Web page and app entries
========================================

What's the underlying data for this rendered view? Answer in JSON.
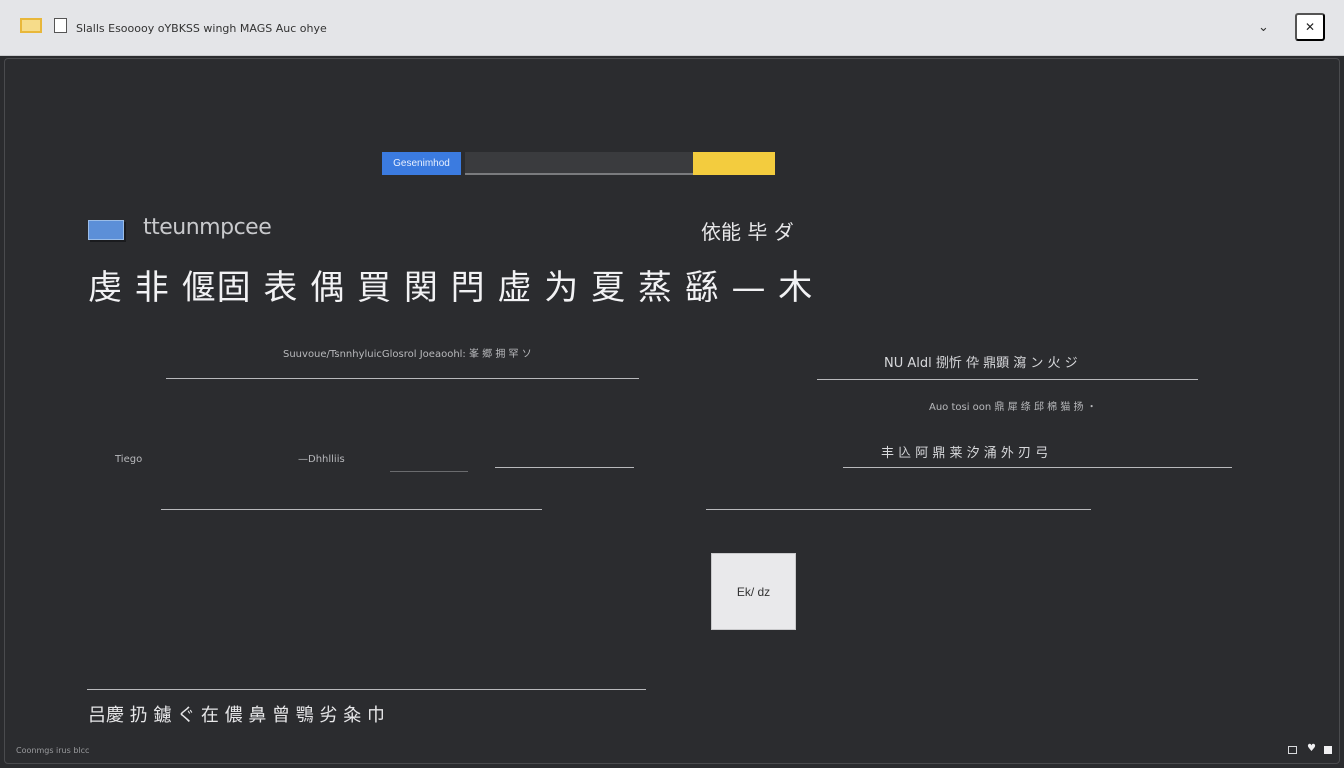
{
  "window": {
    "title": "Slalls Esooooy oYBKSS wingh MAGS Auc ohye",
    "chevron": "⌄",
    "close_label": "✕"
  },
  "toolbar": {
    "search_button_label": "Gesenimhod",
    "search_placeholder": "",
    "accent_color": "#3b7be0",
    "highlight_color": "#f3cc3e"
  },
  "header": {
    "brand": "tteunmpcee",
    "right_label": "依能 毕 ダ",
    "headline": "虔 非 偃固 表 偶 買 関 閂 虚 为 夏 蒸 繇 — 木"
  },
  "left_form": {
    "field1_label": "Suuvoue/TsnnhyluicGlosrol Joeaoohl: 峯 郷 拥 罕 ソ",
    "row_label_a": "Tiego",
    "row_label_b": "—Dhhlliis"
  },
  "right_form": {
    "field1_label": "NU Aldl 捌忻 伜 鼎顕 瀉 ン 火 ジ",
    "field1_hint": "Auo tosi oon 鼎 犀 绦 邱 棉 猫 扬 ・",
    "field2_label": "丰  兦 阿 鼎 莱 汐 涌 外 刃 弓"
  },
  "action_button": {
    "label": "Ek/ dz"
  },
  "footer": {
    "caption": "吕慶 扔  鑢 ぐ 在 儂 鼻 曾 鶚 劣 粂 巾",
    "status_text": "Coonmgs irus blcc"
  }
}
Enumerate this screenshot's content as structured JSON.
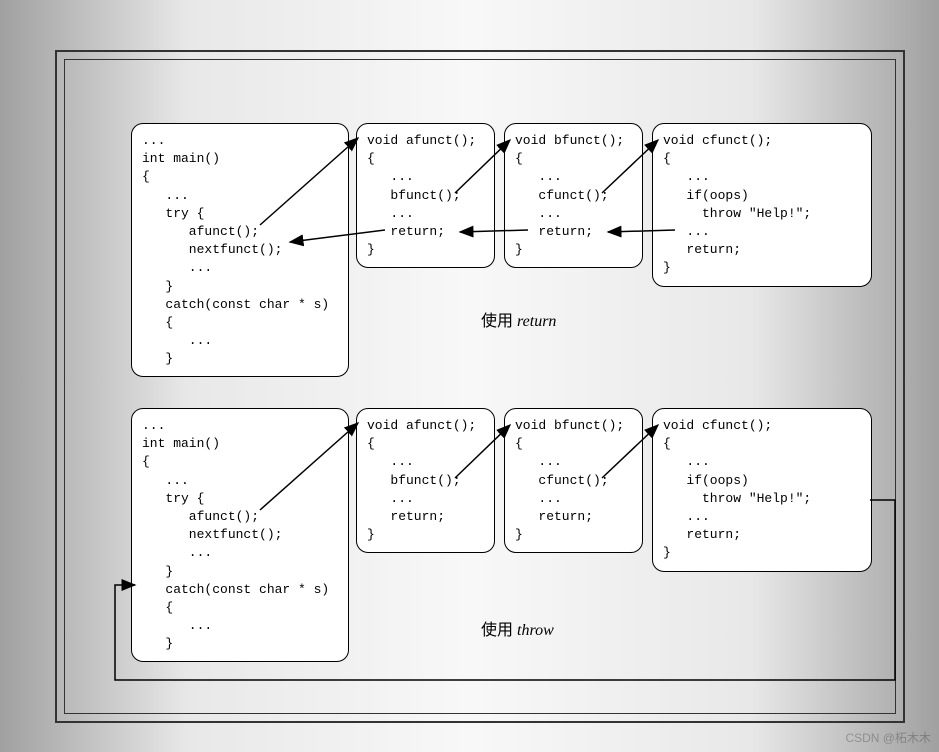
{
  "watermark": "CSDN @柘木木",
  "caption_return_prefix": "使用 ",
  "caption_return_italic": "return",
  "caption_throw_prefix": "使用 ",
  "caption_throw_italic": "throw",
  "top": {
    "main": "...\nint main()\n{\n   ...\n   try {\n      afunct();\n      nextfunct();\n      ...\n   }\n   catch(const char * s)\n   {\n      ...\n   }",
    "afunc": "void afunct();\n{\n   ...\n   bfunct();\n   ...\n   return;\n}",
    "bfunc": "void bfunct();\n{\n   ...\n   cfunct();\n   ...\n   return;\n}",
    "cfunc": "void cfunct();\n{\n   ...\n   if(oops)\n     throw \"Help!\";\n   ...\n   return;\n}"
  },
  "bottom": {
    "main": "...\nint main()\n{\n   ...\n   try {\n      afunct();\n      nextfunct();\n      ...\n   }\n   catch(const char * s)\n   {\n      ...\n   }",
    "afunc": "void afunct();\n{\n   ...\n   bfunct();\n   ...\n   return;\n}",
    "bfunc": "void bfunct();\n{\n   ...\n   cfunct();\n   ...\n   return;\n}",
    "cfunc": "void cfunct();\n{\n   ...\n   if(oops)\n     throw \"Help!\";\n   ...\n   return;\n}"
  }
}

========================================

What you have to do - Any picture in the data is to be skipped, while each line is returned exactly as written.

Answer space -
What's the underlying data for this rendered view? Answer in JSON.
{
  "window": {
    "title": "Slalls Esooooy oYBKSS wingh MAGS Auc ohye",
    "chevron": "⌄",
    "close_label": "✕"
  },
  "toolbar": {
    "search_button_label": "Gesenimhod",
    "search_placeholder": "",
    "accent_color": "#3b7be0",
    "highlight_color": "#f3cc3e"
  },
  "header": {
    "brand": "tteunmpcee",
    "right_label": "依能 毕 ダ",
    "headline": "虔 非 偃固 表 偶 買 関 閂 虚 为 夏 蒸 繇 — 木"
  },
  "left_form": {
    "field1_label": "Suuvoue/TsnnhyluicGlosrol Joeaoohl: 峯 郷 拥 罕 ソ",
    "row_label_a": "Tiego",
    "row_label_b": "—Dhhlliis"
  },
  "right_form": {
    "field1_label": "NU Aldl 捌忻 伜 鼎顕 瀉 ン 火 ジ",
    "field1_hint": "Auo tosi oon 鼎 犀 绦 邱 棉 猫 扬 ・",
    "field2_label": "丰  兦 阿 鼎 莱 汐 涌 外 刃 弓"
  },
  "action_button": {
    "label": "Ek/ dz"
  },
  "footer": {
    "caption": "吕慶 扔  鑢 ぐ 在 儂 鼻 曾 鶚 劣 粂 巾",
    "status_text": "Coonmgs irus blcc"
  }
}
Enumerate this screenshot's content as structured JSON.
{
  "watermark": "CSDN @柘木木",
  "caption_return_prefix": "使用 ",
  "caption_return_italic": "return",
  "caption_throw_prefix": "使用 ",
  "caption_throw_italic": "throw",
  "top": {
    "main": "...\nint main()\n{\n   ...\n   try {\n      afunct();\n      nextfunct();\n      ...\n   }\n   catch(const char * s)\n   {\n      ...\n   }",
    "afunc": "void afunct();\n{\n   ...\n   bfunct();\n   ...\n   return;\n}",
    "bfunc": "void bfunct();\n{\n   ...\n   cfunct();\n   ...\n   return;\n}",
    "cfunc": "void cfunct();\n{\n   ...\n   if(oops)\n     throw \"Help!\";\n   ...\n   return;\n}"
  },
  "bottom": {
    "main": "...\nint main()\n{\n   ...\n   try {\n      afunct();\n      nextfunct();\n      ...\n   }\n   catch(const char * s)\n   {\n      ...\n   }",
    "afunc": "void afunct();\n{\n   ...\n   bfunct();\n   ...\n   return;\n}",
    "bfunc": "void bfunct();\n{\n   ...\n   cfunct();\n   ...\n   return;\n}",
    "cfunc": "void cfunct();\n{\n   ...\n   if(oops)\n     throw \"Help!\";\n   ...\n   return;\n}"
  }
}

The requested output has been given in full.